Inside, later, he picks up his book – a dictionary. He drops it (boom!) and plays Virgillian Lots, closing his eyes, stabbing a word. Ah, we think: leaf, horse, centaur. We’ve been sneaking up on this man’s world bit by bit. Gradually we see how he attempts to understand the mysteries of the world he has never seen, the bits he gets (Podiatry is the study of feet – if feet are studied, what else is studied? Chair legs? Anglepoise lamps?), the parts that elude him. Perfectly paced, Alone takes us into his world, a 50 plus year old man who has never left a lighthouse, with only a goldfish and a dictionary for company. There are intersections – a couple having a row, a young man abandons a young woman on his island for a time, the sulky fisherman leaves a note – but what we are witnessing is the progress to a crisis.
As with The Park Bench, Alone is an intoxicating experience, a fully realised world, nuanced and particular, moving and sweet.
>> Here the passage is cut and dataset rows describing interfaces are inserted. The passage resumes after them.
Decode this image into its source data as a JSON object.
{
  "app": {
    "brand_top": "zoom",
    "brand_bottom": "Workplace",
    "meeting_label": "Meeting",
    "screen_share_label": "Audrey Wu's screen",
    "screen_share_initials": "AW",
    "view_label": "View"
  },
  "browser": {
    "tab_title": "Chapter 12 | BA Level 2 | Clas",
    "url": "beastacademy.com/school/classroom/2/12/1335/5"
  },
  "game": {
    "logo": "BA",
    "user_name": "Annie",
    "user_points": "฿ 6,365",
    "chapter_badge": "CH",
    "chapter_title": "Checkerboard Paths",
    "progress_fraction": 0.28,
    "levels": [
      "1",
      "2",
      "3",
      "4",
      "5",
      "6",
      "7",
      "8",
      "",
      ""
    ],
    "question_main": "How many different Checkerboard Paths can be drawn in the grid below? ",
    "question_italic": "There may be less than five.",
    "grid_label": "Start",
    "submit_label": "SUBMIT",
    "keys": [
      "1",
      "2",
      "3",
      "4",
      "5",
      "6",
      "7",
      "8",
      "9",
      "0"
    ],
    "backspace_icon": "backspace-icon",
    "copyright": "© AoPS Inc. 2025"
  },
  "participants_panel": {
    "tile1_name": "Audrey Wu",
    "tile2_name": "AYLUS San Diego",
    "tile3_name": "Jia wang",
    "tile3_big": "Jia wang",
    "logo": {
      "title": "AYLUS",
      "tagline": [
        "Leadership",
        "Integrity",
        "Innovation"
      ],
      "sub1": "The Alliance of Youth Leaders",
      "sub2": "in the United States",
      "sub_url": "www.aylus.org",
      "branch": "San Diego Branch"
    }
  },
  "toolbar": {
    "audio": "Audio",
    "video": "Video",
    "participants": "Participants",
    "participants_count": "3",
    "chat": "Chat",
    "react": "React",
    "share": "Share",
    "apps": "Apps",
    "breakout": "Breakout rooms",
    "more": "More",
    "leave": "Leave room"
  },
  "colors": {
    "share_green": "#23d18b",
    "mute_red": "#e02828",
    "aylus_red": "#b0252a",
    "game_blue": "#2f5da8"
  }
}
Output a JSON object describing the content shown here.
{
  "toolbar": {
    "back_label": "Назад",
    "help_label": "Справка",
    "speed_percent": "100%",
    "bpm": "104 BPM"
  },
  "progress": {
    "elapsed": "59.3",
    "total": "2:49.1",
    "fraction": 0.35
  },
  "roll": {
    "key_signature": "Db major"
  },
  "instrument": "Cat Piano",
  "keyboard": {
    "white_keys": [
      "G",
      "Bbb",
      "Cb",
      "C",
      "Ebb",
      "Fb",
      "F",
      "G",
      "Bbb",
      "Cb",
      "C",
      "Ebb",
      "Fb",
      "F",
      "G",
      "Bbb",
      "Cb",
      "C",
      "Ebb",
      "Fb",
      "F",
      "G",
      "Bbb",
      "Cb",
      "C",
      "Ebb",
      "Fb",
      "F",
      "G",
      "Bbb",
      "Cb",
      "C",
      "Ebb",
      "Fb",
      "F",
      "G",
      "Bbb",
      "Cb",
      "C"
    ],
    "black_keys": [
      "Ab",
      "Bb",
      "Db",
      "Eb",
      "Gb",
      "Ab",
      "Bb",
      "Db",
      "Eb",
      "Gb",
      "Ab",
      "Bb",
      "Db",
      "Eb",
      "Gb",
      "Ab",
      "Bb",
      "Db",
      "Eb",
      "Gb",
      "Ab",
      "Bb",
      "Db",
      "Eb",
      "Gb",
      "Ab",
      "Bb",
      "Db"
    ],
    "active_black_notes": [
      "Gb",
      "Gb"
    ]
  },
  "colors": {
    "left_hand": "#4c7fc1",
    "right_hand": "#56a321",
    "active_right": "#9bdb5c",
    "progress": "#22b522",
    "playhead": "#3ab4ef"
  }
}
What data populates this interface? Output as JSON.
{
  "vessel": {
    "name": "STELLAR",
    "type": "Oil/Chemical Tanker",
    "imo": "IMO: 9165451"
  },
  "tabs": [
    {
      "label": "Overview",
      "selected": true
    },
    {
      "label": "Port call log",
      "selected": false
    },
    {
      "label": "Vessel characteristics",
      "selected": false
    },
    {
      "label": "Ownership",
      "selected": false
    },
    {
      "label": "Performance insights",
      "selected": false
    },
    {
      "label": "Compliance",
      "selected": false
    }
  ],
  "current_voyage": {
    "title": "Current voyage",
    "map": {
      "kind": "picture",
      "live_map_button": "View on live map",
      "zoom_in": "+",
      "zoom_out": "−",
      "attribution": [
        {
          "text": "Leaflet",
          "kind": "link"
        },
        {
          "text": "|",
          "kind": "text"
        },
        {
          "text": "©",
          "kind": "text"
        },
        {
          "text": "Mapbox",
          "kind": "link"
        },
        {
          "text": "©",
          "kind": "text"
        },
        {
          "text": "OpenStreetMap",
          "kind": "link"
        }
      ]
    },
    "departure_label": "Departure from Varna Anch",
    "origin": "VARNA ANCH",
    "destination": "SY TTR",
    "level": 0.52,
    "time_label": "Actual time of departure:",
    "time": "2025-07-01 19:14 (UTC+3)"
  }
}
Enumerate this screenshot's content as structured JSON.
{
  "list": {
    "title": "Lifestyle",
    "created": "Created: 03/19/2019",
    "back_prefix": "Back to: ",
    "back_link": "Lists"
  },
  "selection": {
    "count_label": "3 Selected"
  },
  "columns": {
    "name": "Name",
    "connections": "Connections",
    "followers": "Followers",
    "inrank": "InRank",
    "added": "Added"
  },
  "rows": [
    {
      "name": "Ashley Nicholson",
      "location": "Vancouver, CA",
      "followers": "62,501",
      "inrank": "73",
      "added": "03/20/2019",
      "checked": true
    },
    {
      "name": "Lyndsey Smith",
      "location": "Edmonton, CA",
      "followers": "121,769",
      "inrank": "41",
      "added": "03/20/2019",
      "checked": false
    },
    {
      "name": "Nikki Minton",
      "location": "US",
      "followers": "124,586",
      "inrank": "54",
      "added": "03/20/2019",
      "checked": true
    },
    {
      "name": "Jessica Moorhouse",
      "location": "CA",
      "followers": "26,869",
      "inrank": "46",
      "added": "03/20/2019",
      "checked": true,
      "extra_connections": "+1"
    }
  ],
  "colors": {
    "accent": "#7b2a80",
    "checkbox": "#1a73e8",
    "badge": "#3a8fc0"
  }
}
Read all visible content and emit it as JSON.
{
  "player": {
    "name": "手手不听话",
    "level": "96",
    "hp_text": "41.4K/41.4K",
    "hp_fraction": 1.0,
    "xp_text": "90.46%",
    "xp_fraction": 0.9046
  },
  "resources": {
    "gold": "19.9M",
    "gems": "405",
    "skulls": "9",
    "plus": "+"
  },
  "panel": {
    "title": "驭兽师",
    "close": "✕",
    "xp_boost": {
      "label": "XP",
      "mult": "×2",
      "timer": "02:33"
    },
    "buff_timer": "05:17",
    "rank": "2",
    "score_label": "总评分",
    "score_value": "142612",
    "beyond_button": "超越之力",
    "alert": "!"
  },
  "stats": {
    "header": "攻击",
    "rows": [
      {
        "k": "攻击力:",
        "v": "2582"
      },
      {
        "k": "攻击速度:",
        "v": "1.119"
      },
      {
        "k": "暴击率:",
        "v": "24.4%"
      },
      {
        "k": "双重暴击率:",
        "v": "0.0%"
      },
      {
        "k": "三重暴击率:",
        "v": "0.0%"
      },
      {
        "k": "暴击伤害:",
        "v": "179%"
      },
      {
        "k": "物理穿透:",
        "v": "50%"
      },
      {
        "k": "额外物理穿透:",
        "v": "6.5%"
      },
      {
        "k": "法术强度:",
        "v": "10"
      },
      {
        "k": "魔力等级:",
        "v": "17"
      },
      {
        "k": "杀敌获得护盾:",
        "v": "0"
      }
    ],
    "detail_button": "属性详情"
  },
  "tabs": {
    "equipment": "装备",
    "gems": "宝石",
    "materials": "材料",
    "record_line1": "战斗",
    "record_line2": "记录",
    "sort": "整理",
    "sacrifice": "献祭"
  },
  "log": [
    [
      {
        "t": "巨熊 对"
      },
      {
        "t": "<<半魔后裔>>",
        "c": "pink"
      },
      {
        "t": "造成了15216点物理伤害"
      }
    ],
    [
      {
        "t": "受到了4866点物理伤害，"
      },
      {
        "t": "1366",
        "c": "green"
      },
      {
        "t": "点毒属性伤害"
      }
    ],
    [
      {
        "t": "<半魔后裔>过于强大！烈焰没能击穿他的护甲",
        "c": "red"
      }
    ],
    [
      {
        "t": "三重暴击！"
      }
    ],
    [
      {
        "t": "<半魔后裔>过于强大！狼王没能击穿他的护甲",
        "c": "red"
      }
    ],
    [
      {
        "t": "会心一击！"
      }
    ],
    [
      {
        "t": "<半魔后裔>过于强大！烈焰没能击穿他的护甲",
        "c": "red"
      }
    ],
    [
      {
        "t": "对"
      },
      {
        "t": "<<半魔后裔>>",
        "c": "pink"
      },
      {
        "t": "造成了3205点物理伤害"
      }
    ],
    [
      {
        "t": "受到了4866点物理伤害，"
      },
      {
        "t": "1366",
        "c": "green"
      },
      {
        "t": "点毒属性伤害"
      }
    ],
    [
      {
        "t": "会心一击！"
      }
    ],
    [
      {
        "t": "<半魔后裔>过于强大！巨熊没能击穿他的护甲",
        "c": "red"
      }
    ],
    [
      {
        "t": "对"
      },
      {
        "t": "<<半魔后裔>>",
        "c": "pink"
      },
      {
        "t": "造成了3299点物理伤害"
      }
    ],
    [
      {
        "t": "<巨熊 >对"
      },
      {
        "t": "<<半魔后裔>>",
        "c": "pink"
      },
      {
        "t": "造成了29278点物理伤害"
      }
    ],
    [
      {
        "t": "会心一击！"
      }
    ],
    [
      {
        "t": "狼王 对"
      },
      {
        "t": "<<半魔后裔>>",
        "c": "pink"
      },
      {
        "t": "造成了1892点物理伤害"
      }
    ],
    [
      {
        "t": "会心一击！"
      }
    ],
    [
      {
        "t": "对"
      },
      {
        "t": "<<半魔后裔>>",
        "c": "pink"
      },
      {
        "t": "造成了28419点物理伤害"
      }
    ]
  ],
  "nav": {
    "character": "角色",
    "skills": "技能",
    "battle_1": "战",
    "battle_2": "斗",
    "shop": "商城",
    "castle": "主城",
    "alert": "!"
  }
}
If you read it having read The Park Bench, you may feel, as we did, that it feels like an earlier book, the nameless monster being a somewhat more melodramatic device than a park bench (although there is probably an argument to be made that says a bench is more of a literary device than a monster – but then we would say literature is full of monsters and park benches are a little more rare). But the takeaway is the pacing – Chaboute is an elegant storyteller, his wordless images heavy with poignancy, fable-like in its simplicity.
Any Cop?: Our second Chaboute is as beguiling as our first, and we are already wondering about and looking forward to which of the dozen or more Chaboutes Faber could publish next…